There are a lot of dairy free milk alternatives out there. There is Soy Milk, Almond Milk, Coconut Milk, Rice Milk, Hemp Milk, Oat Milk, Hazelnut Milk. Of all of these I have tried a lot but the one that stands out for me, that I love, and would have a hard time living without is the Almond Breeze Almond Coconut blend. It s a blend of Almond and Coconut milks and it is awesome. I used to soley rely on rice milk, but it was super thin, and did not work for puddings and not as well for baking. Straight almond milk was too almondy for me, and coconut milk by itself was to rich. I came across the Almond Coconut blend about a year ago (my aunt had it, and let me try it), since then I have been hooked. It has a similar consistency to regular milk, so it can be used to replace real milk in recipes. I also like the fact that the coconut milk tones down the almond flavor, while the almond milk balances out the coconut milk’s richness.

I have also found that Almond Dream/Coconut Dream ice cream is a great tasting replacement for normal ice cream.

Ghirardelli semi sweet chocolate chips are dairy free and they are less expensive than the branded dairy free chocolate chips. They are also a name brand so you can find them pretty much in any grocery store.

The knorr vegetable bouillon cubes are dairy free, as are the Safeway brand vegetable and chicken flavor enhancers. Swanson chicken broth is safe. Pace Picante mild and medium salsa’s are safe. as are Mission tortilla chips. If you are only dairy free mission brand flour tortilla’s are dairy free.

I was reminded by a reader, for those of you who are not gluten free, but are dairy free, Oreo Cookies are dairy free, surprisingly enough. I have not had Oreos since I went Gluten Free, I was super happy when I was only doing dairy free and found out that Oreos were safe.

There are other brands and such that I know of that I have here locally, that I don’t know the equivalent of in other chain grocery store.

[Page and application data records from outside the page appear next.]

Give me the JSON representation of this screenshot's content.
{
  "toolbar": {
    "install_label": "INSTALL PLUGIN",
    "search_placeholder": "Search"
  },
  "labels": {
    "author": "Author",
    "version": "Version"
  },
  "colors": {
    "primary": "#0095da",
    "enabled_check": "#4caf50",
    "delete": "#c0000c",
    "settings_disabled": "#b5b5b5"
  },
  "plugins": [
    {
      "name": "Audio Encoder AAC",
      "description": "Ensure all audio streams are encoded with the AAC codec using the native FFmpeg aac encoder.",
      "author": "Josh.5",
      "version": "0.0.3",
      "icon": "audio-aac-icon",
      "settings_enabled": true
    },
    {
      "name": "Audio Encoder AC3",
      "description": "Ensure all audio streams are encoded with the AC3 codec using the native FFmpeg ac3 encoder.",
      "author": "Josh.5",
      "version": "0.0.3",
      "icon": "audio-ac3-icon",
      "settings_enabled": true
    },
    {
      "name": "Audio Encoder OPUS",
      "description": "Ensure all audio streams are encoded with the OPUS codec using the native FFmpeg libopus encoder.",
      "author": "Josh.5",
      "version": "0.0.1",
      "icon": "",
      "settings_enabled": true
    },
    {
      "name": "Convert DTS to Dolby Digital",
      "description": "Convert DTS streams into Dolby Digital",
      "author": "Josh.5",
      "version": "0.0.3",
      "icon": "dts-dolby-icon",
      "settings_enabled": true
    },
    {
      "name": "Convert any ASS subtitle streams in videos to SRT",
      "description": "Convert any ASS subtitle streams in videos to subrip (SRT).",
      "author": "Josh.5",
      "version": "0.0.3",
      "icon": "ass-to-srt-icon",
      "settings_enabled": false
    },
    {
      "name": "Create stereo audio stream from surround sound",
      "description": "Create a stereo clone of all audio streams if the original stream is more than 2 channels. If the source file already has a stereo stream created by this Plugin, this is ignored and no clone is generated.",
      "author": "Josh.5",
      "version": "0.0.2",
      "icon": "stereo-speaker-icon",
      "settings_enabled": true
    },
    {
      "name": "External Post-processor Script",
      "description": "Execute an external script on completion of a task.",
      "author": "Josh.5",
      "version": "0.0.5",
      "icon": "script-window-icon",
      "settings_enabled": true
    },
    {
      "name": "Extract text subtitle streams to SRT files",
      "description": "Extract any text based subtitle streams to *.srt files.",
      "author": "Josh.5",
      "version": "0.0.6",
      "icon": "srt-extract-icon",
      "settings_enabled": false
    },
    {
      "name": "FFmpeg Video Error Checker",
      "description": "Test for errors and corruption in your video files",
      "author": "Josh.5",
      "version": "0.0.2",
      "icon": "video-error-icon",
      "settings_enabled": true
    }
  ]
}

Your life is not over if you are finding out that you have to go dairy free. There are so many great options out there. It can be done. The learning curve is the biggest issue. The first year is the hardest.